### [Assignment]
Print the data once more, exactly as supplied.
* * * * * * * * *
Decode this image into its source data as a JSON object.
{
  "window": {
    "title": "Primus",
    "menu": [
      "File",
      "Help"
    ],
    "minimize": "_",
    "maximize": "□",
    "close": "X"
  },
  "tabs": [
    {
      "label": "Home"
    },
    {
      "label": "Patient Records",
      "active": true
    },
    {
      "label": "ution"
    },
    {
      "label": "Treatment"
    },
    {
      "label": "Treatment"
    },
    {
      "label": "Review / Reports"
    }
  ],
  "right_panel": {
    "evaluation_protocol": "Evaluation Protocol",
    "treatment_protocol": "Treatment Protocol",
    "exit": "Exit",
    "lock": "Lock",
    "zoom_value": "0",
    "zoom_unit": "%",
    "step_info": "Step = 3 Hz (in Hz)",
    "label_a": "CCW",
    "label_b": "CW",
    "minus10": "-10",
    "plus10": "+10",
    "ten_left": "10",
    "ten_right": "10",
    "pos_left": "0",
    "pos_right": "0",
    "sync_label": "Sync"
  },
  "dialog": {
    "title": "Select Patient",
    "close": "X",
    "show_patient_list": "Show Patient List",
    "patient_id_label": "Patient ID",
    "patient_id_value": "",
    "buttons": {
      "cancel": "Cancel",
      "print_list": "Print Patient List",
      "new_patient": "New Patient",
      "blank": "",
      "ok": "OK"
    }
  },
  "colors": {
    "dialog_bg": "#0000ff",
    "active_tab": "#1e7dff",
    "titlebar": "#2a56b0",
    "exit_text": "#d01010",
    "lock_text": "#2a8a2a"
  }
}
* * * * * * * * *
### [Result of this exercise]
Decode this image into its source data as a JSON object.
{
  "window": {
    "title": "Primus",
    "menu": [
      "File",
      "Help"
    ],
    "minimize": "_",
    "maximize": "□",
    "close": "X"
  },
  "tabs": [
    {
      "label": "Home"
    },
    {
      "label": "Patient Records",
      "active": true
    },
    {
      "label": "ution"
    },
    {
      "label": "Treatment"
    },
    {
      "label": "Treatment"
    },
    {
      "label": "Review / Reports"
    }
  ],
  "right_panel": {
    "evaluation_protocol": "Evaluation Protocol",
    "treatment_protocol": "Treatment Protocol",
    "exit": "Exit",
    "lock": "Lock",
    "zoom_value": "0",
    "zoom_unit": "%",
    "step_info": "Step = 3 Hz (in Hz)",
    "label_a": "CCW",
    "label_b": "CW",
    "minus10": "-10",
    "plus10": "+10",
    "ten_left": "10",
    "ten_right": "10",
    "pos_left": "0",
    "pos_right": "0",
    "sync_label": "Sync"
  },
  "dialog": {
    "title": "Select Patient",
    "close": "X",
    "show_patient_list": "Show Patient List",
    "patient_id_label": "Patient ID",
    "patient_id_value": "",
    "buttons": {
      "cancel": "Cancel",
      "print_list": "Print Patient List",
      "new_patient": "New Patient",
      "blank": "",
      "ok": "OK"
    }
  },
  "colors": {
    "dialog_bg": "#0000ff",
    "active_tab": "#1e7dff",
    "titlebar": "#2a56b0",
    "exit_text": "#d01010",
    "lock_text": "#2a8a2a"
  }
}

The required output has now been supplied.